Hearing health for Indigenous Australians a crisis
The Still Waiting to be Heard: Hearing Health Report has been presented to Federal Parliament and provides sobering reading – particularly in relation to Indigenous children.
The Australian Parliament’s Health, Aged Care and Sport Committee received more than 100 written submissions and held over 11 public hearings around the country to examine the hearing health and wellbeing of Australia.
The report found improving hearing health across the whole Australian community required greater prioritisation by Government.
Implementing the actions recommended in the report, it found, would improve the hearing health and wellbeing of Australians across all demographics.
Hearing loss is estimated to cost the Australian economy $33 billion per year.
Chair of the Committee Trent Zimmerman MP said: “For those who experience hearing loss, the most profound impact can be the effect on their everyday lives and relationships with family, friends, and work colleagues.

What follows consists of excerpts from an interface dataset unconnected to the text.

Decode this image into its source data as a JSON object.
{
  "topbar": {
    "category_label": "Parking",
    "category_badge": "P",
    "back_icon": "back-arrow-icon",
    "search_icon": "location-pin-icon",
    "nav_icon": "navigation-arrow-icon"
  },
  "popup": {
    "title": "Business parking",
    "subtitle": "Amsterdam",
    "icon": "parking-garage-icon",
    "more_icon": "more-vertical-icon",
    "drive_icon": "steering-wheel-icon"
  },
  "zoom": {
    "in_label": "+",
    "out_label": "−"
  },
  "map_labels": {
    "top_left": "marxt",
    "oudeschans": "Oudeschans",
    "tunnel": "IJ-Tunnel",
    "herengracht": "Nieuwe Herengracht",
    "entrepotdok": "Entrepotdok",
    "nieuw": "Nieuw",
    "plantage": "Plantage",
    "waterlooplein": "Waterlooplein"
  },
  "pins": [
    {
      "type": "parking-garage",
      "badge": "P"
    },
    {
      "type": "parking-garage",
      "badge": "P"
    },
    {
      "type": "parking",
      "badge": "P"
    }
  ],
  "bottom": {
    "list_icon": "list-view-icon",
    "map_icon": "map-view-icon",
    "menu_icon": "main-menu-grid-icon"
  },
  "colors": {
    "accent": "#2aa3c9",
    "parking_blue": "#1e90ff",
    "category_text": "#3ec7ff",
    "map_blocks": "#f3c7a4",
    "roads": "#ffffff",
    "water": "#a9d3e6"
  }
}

“Among working age Australians hearing loss can make it difficult to find or retain a job, and among older people hearing loss may lead to social isolation and has been linked to an increased risk of cognitive decline and dementia.”
One point stressed in the report was that it is “no exaggeration” to describe the level of hearing loss among Aboriginal and Torres Strait Islander children as at a crisis.

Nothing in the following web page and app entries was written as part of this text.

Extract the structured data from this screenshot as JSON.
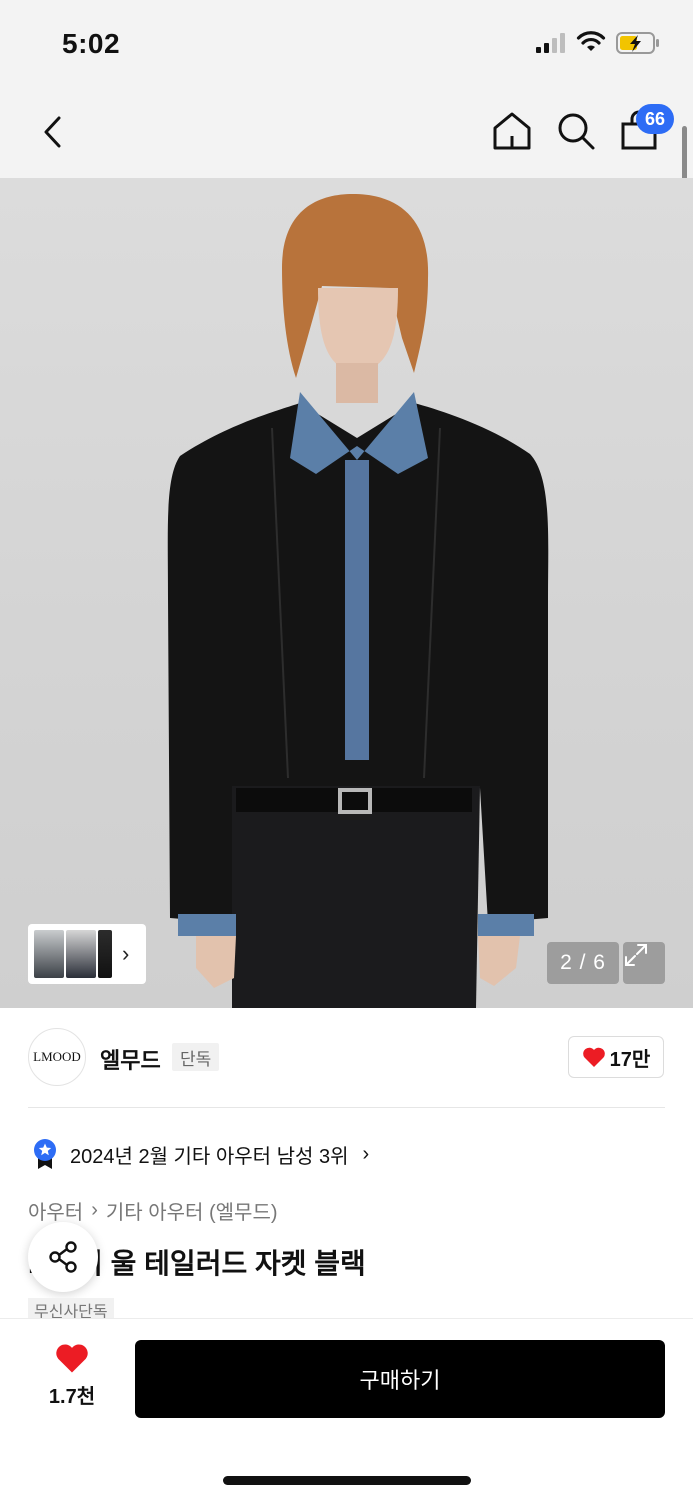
{
  "status_bar": {
    "time": "5:02"
  },
  "nav": {
    "cart_badge": "66",
    "icons": [
      "chevron-left-icon",
      "home-icon",
      "search-icon",
      "bag-icon"
    ]
  },
  "gallery": {
    "counter": "2 / 6",
    "thumb_arrow": "›"
  },
  "brand": {
    "logo_text": "LMOOD",
    "name": "엘무드",
    "tag": "단독",
    "likes": "17만"
  },
  "ranking": {
    "text": "2024년 2월 기타 아우터 남성 3위"
  },
  "breadcrumb": {
    "items": [
      "아우터",
      "기타 아우터 (엘무드)"
    ],
    "separator": "›"
  },
  "product": {
    "title": "...번이 울 테일러드 자켓 블랙",
    "exclusive_tag": "무신사단독"
  },
  "bottom_bar": {
    "like_count": "1.7천",
    "buy_label": "구매하기"
  },
  "colors": {
    "accent_blue": "#2d6cf5",
    "heart_red": "#ec1c24",
    "buy_button": "#000000"
  }
}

The report made 22 recommendations including the development of a national strategy to address hearing health in Aboriginal and Torres Strait Island communities and a significant increase in the provision of hearing services to remote Aboriginal and Torres Strait Islander communities.
Also recommended was increased support to hearing impaired Australians of working age who are unemployed or earning a low income.
A prohibition on the use of sales commissions in hearing aid clinics taking part in the Australian Government’s Hearing Services Program was another recommendation.
The implementation of a universal hearing screening program for children in their first year of school was also seen as beneficial by the committee.
The Report is available at:
The AMA urged the Committee to examine the existing, and expert, evidence on Indigenous hearing loss and hearing health problems and to support the evidence-based recommendations on best-practice responses. The AMA’s submission to the inquiry can be found here: